Equality stemmed directly from the belief that there is "that of God in everyone." If God is in every single person, then every single person deserved to be treated fairly and respectfully. From the beginning, women held positions of leadership in their meetings. Penn's colony had the most peaceful relationship with Native Americans of any of the American colonies because Quakers dealt honestly and respectfully with them. Quakers were early leaders in the movement to abolish slavery, and later in the movement for women's suffrage. Modern Quakers continue to be advocates for those who are marginalized and discriminated against because they are perceived as "different".

If you are a Muskingum County researcher with Quaker roots in Virginia and the Carolinas, you should know your ancestors probably emigrated to Ohio because of slavery. Surprising as it might be, some early American Quakers were slave owners. Eventually, they realized the evil of slavery and so began to free their slaves. In response, the state legislatures made manumission a felony, and large segments of those states' Quaker populations opted to take themselves, and any slaves they might own, to Ohio in the Northwest Territory where slavery was outlawed.

Next blog: Sources for Researching Your Quaker Ancestors

*In the United States, there are 3 distinct branches of Quakerism. "Unprogrammed Friends" worship in the manner of the first Friends, while the other two branches ("programmed Friends") have a designated minister to lead worship which includes music.

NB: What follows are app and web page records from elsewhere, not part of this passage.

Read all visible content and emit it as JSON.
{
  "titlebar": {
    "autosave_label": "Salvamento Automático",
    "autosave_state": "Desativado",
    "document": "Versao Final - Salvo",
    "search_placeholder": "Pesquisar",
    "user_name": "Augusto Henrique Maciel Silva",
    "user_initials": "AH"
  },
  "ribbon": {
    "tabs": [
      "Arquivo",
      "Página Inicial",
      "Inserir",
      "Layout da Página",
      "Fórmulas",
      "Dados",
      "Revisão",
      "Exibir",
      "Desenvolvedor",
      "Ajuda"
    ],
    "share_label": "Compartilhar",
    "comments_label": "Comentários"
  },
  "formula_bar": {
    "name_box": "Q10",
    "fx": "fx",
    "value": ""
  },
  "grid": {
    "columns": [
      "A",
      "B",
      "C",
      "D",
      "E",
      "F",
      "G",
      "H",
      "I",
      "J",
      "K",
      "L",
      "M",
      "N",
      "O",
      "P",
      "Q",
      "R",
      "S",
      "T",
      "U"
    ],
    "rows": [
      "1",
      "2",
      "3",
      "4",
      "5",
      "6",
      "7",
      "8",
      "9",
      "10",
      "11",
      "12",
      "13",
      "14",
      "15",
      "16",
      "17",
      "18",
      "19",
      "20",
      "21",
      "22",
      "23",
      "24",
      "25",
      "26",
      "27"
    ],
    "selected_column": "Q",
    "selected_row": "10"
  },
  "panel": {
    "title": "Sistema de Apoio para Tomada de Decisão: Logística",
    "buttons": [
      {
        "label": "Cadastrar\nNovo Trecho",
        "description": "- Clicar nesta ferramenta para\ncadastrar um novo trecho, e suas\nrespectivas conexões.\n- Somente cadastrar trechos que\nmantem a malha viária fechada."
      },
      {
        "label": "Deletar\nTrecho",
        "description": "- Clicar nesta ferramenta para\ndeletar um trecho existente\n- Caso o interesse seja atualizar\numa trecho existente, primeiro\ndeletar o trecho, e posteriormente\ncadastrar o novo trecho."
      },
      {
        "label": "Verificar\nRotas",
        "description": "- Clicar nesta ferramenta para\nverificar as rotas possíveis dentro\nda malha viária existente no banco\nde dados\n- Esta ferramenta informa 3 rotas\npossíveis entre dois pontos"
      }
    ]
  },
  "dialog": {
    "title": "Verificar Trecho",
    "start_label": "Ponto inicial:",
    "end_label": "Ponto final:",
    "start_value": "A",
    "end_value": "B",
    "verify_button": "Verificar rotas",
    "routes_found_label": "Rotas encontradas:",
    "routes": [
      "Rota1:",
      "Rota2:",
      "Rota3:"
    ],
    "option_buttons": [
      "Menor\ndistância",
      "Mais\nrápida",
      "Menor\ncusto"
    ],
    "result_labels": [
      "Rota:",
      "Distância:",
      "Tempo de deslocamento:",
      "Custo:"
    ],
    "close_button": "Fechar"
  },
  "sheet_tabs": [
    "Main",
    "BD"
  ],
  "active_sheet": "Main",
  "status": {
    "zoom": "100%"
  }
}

They also call their places of worship "churches", a term never used by unprogrammed Friends, whose places of worship are always called meetinghouses.